• _Exercise description_
Work through the data line by line, gathering every line that has the word "Pacific".
-----
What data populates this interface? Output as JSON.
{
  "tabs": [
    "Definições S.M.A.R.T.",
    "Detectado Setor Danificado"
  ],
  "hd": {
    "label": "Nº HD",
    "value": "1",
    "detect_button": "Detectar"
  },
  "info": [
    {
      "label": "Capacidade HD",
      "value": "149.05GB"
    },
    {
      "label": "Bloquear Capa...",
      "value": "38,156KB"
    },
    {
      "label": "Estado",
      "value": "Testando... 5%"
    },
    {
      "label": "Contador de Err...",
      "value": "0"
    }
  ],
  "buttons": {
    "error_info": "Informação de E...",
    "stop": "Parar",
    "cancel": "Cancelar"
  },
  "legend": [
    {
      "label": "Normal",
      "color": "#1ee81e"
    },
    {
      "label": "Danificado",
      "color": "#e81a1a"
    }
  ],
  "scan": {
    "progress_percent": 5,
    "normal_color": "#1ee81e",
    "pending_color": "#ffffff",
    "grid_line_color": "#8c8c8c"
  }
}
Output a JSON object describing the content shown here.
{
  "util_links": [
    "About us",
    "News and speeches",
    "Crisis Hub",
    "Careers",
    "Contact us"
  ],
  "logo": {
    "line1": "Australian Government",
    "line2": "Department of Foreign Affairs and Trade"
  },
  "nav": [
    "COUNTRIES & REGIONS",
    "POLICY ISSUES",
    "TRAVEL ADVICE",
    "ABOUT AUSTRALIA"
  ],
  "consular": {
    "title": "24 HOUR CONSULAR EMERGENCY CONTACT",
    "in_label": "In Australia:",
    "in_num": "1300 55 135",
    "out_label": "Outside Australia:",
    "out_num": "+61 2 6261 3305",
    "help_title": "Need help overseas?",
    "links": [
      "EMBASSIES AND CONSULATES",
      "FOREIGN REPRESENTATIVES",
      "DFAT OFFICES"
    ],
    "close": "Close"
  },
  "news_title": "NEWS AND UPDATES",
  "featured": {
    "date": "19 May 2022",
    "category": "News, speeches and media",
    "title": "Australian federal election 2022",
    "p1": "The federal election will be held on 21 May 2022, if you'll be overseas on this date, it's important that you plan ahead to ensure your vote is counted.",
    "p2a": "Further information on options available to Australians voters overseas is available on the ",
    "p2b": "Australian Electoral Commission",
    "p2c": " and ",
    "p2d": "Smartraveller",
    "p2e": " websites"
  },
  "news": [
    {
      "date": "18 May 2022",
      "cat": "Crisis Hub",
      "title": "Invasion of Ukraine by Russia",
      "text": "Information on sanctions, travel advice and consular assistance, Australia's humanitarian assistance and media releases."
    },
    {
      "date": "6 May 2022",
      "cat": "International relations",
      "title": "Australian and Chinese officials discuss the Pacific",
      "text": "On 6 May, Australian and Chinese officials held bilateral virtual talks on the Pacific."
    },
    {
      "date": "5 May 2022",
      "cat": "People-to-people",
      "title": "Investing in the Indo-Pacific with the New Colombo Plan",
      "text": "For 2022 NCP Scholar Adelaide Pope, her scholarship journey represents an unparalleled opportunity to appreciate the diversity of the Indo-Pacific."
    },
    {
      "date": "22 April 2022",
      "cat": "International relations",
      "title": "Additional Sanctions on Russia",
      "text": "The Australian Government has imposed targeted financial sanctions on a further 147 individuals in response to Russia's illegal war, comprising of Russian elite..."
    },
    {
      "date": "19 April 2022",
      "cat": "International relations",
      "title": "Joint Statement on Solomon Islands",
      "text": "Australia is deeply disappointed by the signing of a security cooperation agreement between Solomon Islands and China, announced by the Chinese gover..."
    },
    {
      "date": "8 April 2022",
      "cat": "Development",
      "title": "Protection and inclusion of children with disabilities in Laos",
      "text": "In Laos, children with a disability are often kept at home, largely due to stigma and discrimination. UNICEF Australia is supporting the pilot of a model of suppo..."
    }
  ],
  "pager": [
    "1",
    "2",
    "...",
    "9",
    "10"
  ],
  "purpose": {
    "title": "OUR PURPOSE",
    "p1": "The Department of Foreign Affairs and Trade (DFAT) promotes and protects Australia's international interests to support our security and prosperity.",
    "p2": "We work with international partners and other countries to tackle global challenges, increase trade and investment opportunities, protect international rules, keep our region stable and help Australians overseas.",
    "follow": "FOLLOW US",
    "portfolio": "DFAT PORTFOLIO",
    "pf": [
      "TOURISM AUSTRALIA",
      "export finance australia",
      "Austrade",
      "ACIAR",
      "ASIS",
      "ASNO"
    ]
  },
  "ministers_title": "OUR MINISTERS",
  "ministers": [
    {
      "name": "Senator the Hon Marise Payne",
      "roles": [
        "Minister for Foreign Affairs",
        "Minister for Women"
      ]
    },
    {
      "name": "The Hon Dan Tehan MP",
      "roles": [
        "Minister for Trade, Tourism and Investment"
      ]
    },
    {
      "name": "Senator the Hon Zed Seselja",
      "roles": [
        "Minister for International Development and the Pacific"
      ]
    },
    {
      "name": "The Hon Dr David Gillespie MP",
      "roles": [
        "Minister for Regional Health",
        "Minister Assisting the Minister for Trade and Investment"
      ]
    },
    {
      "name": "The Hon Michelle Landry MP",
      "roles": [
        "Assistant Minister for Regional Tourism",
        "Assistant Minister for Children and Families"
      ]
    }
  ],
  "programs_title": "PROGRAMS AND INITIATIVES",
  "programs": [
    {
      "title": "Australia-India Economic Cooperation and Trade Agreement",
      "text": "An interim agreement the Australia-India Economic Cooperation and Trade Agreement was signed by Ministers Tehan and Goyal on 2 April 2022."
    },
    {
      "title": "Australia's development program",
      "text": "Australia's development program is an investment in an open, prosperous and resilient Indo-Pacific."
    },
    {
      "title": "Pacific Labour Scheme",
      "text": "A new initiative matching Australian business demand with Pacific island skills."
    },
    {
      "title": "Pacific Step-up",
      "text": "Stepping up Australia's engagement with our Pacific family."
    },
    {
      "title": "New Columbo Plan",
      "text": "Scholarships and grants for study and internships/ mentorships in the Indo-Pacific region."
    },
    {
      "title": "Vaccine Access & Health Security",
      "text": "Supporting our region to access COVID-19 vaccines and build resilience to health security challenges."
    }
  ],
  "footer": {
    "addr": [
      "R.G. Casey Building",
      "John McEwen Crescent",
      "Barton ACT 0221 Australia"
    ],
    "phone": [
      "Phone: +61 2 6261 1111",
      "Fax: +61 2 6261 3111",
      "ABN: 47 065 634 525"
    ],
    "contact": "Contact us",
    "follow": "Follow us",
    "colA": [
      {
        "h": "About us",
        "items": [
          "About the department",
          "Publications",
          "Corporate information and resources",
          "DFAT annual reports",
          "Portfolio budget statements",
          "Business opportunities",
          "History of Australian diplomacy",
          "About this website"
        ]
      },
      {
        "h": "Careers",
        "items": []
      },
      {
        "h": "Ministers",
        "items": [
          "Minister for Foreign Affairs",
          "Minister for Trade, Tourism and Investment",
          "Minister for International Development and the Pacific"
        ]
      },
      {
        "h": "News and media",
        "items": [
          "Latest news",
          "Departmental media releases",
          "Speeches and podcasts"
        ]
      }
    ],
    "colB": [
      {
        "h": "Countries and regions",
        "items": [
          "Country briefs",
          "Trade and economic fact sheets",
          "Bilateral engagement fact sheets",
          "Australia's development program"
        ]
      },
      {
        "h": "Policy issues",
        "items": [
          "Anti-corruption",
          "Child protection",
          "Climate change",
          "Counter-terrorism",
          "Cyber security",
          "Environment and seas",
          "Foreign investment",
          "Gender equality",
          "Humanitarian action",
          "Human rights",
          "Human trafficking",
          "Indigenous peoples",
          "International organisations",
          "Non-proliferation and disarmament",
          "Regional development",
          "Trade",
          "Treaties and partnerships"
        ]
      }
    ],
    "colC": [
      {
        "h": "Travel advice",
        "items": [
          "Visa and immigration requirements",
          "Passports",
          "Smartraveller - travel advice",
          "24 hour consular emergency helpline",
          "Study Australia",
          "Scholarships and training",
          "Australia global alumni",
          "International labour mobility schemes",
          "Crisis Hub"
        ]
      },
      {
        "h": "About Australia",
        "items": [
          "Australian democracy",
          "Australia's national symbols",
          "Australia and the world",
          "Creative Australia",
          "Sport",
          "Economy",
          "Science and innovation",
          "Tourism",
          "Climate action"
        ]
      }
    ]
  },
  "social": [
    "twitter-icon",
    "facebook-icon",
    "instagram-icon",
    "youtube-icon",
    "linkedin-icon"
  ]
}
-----
• _Solution for this task_
      "title": "Australian and Chinese officials discuss the Pacific",
      "text": "On 6 May, Australian and Chinese officials held bilateral virtual talks on the Pacific."
      "title": "Investing in the Indo-Pacific with the New Colombo Plan",
      "text": "For 2022 NCP Scholar Adelaide Pope, her scholarship journey represents an unparalleled opportunity to appreciate the diversity of the Indo-Pacific."
        "Minister for International Development and the Pacific"
      "text": "Australia's development program is an investment in an open, prosperous and resilient Indo-Pacific."
      "title": "Pacific Labour Scheme",
      "text": "A new initiative matching Australian business demand with Pacific island skills."
      "title": "Pacific Step-up",
      "text": "Stepping up Australia's engagement with our Pacific family."
      "text": "Scholarships and grants for study and internships/ mentorships in the Indo-Pacific region."
          "Minister for International Development and the Pacific"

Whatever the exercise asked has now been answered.